Since is a quadrant ii angle 13 cos 12 we now set

Info iconThis preview shows page 1. Sign up to view the full content.

View Full Document Right Arrow Icon
This is the end of the preview. Sign up to access the rest of the document.

Unformatted text preview: θ) = 0 are quadrantal angles whose terminal sides, when plotted in standard position, lie along the y -axis. y y 1 1 π 2 x x 1 1 π 2 While, technically speaking, π isn’t a reference angle we can nonetheless use it to find our 2 answers. If we follow the procedure set forth in the previous examples, we find θ = π + 2πk 2 π and θ = 32 + 2πk for integers, k . While this solution is correct, it can be shortened to θ = π + πk for integers k . (Can you see why this works from the diagram?) 2 One of the key items to take from Example 10.2.5 is that, in general, solutions to trigonometric equations consist of infinitely many answers. To get a feel for these answers, the reader is encouraged to follow our mantra from Chapter 9 - that is, ‘When in doubt, write it out!’ This is especially important when checking answers to the exercises. For example, another Quadrant IV solution to sin(θ) = − 1 is θ = − π . Hence, the family of Quadrant IV answers to number 2 above could just 2 6 have easily been written θ = − π + 2πk for integers k . While on the surface, this family may look 6 10.2 The Unit Circle: Cosine and Sine different than the stated solution of θ = they represent the same list of angles. 10.2.1 11π 6 625 + 2πk for integers k , we leave it to the reader to show Beyond the Unit Circle We began the section with a quest to describe the position of a particle experiencing circular motion.
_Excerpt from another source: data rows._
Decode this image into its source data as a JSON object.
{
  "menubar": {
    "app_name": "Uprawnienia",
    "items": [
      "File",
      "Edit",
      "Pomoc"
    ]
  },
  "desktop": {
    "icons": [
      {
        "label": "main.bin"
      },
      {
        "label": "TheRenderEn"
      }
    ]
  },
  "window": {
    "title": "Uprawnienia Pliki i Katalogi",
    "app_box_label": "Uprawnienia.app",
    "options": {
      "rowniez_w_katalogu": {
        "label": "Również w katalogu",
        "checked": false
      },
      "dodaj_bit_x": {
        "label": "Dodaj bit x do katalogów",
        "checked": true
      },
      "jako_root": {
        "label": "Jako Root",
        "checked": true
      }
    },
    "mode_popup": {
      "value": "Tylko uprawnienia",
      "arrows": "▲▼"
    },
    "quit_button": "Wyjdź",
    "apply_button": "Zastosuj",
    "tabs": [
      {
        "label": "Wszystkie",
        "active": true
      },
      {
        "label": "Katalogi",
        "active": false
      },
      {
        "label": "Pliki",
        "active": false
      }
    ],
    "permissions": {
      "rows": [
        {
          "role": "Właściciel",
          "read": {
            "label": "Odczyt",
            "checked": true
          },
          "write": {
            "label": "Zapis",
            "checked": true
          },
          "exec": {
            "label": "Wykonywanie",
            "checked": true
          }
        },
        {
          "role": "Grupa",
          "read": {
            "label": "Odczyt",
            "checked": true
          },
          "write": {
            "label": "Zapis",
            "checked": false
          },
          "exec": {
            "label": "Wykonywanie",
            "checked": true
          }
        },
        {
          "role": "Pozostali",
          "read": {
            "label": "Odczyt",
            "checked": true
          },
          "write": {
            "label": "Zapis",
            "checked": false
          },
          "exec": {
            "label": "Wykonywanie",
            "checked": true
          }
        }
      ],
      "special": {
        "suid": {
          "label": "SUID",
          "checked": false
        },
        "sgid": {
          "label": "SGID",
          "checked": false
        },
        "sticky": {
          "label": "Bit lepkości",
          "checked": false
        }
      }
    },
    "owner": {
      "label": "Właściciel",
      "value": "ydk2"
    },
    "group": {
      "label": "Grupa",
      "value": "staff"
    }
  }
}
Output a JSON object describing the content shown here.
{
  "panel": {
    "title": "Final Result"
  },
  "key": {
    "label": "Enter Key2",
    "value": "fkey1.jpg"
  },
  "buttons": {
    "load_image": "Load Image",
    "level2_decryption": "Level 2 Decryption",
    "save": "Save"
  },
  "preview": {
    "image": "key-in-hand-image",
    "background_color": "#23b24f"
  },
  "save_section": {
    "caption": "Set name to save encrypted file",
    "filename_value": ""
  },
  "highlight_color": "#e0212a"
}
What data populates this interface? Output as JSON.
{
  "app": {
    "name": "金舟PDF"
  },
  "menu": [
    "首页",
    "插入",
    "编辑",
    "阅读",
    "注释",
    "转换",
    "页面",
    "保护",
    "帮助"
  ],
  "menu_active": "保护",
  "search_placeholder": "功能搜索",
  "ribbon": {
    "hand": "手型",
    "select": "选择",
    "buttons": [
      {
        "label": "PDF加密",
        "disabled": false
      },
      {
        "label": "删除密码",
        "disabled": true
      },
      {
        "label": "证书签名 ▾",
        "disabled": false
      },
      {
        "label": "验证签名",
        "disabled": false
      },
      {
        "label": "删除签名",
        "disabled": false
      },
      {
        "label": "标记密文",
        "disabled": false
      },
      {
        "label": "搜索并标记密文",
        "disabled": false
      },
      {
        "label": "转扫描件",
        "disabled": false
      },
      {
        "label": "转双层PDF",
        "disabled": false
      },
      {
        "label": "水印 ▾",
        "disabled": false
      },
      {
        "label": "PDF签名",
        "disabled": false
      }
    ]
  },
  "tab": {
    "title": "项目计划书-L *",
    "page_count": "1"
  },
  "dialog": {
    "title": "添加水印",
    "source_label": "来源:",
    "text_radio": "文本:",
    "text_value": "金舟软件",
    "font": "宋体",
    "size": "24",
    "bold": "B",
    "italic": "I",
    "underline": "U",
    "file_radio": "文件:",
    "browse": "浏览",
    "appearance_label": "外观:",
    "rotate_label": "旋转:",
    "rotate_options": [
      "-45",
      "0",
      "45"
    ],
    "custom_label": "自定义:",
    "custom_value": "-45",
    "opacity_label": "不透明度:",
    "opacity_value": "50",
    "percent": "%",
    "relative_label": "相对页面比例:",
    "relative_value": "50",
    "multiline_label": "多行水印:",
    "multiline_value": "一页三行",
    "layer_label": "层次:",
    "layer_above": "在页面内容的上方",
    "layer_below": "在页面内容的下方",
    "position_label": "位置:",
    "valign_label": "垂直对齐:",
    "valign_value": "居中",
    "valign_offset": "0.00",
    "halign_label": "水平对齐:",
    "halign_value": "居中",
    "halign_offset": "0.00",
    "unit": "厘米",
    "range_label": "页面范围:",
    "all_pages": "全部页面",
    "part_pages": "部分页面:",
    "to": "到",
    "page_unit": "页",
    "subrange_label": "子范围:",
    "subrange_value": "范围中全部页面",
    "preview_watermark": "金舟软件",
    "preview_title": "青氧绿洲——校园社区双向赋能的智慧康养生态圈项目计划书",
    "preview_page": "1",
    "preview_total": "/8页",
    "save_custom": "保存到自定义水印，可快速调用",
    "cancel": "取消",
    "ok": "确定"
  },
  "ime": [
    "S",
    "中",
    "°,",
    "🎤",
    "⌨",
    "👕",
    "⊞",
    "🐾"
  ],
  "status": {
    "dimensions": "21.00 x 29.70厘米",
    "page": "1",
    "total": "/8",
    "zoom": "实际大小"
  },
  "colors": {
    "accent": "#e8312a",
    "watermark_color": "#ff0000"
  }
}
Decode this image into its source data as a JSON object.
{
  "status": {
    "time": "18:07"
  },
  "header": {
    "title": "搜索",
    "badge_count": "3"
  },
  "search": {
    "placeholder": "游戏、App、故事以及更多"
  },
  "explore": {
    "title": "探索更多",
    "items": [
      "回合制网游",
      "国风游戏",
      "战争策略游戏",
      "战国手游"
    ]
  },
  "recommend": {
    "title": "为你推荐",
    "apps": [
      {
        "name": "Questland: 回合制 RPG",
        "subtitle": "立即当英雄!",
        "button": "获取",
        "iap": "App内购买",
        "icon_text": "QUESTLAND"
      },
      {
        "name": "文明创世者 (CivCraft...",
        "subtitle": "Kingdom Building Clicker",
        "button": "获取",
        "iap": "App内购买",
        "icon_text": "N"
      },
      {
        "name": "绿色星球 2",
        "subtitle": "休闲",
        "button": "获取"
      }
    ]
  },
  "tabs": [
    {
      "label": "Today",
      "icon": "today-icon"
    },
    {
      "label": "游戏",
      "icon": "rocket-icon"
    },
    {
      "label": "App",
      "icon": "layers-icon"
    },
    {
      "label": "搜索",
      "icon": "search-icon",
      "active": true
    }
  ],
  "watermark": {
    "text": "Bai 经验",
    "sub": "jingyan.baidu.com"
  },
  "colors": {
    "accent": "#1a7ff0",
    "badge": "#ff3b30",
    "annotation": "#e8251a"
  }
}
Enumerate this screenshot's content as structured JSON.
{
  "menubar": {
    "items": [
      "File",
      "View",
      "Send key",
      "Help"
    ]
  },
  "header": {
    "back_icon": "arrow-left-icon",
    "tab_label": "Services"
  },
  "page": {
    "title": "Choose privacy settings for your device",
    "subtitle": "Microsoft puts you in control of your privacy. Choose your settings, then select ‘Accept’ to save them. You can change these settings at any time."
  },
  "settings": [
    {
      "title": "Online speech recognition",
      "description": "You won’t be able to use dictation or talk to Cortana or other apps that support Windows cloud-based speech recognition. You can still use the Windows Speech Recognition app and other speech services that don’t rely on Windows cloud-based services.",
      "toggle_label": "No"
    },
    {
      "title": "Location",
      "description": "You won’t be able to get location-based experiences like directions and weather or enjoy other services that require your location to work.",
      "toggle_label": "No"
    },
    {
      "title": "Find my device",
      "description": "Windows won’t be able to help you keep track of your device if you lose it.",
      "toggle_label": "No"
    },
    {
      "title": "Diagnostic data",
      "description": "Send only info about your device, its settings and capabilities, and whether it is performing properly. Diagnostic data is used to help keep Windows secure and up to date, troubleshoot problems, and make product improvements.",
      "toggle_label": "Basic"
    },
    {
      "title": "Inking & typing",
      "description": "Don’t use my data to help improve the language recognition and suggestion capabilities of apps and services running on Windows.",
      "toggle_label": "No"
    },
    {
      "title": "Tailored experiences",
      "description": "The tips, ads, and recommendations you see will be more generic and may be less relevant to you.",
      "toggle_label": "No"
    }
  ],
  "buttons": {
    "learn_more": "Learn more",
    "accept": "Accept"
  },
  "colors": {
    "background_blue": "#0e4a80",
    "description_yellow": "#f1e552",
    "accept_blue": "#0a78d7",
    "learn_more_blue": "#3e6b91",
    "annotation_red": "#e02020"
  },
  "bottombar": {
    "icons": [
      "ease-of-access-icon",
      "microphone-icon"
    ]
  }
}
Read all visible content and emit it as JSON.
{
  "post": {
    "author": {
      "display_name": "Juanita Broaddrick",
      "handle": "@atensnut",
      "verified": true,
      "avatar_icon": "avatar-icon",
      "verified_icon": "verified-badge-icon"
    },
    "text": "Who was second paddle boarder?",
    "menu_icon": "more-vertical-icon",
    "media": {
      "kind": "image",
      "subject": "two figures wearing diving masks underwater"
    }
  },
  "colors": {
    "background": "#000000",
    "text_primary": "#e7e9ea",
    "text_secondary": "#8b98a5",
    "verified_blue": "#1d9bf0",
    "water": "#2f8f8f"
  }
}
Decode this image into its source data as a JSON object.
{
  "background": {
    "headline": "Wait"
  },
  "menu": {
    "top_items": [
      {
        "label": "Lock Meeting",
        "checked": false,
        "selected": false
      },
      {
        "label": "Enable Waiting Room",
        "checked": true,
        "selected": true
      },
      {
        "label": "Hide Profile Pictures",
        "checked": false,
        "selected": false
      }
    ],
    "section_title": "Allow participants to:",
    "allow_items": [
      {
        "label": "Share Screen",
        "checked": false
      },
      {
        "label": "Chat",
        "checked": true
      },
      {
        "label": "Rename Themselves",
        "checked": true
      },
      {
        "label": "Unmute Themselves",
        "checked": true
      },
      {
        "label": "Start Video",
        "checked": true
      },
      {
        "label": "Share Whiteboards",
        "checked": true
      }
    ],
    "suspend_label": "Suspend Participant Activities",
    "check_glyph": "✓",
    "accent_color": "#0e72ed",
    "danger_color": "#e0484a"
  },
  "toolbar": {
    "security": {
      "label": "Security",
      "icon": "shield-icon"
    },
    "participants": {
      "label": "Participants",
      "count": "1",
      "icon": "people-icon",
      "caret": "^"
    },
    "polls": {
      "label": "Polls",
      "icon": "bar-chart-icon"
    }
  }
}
In defining the cosine and sine func...
View Full Document

Ask a homework question - tutors are online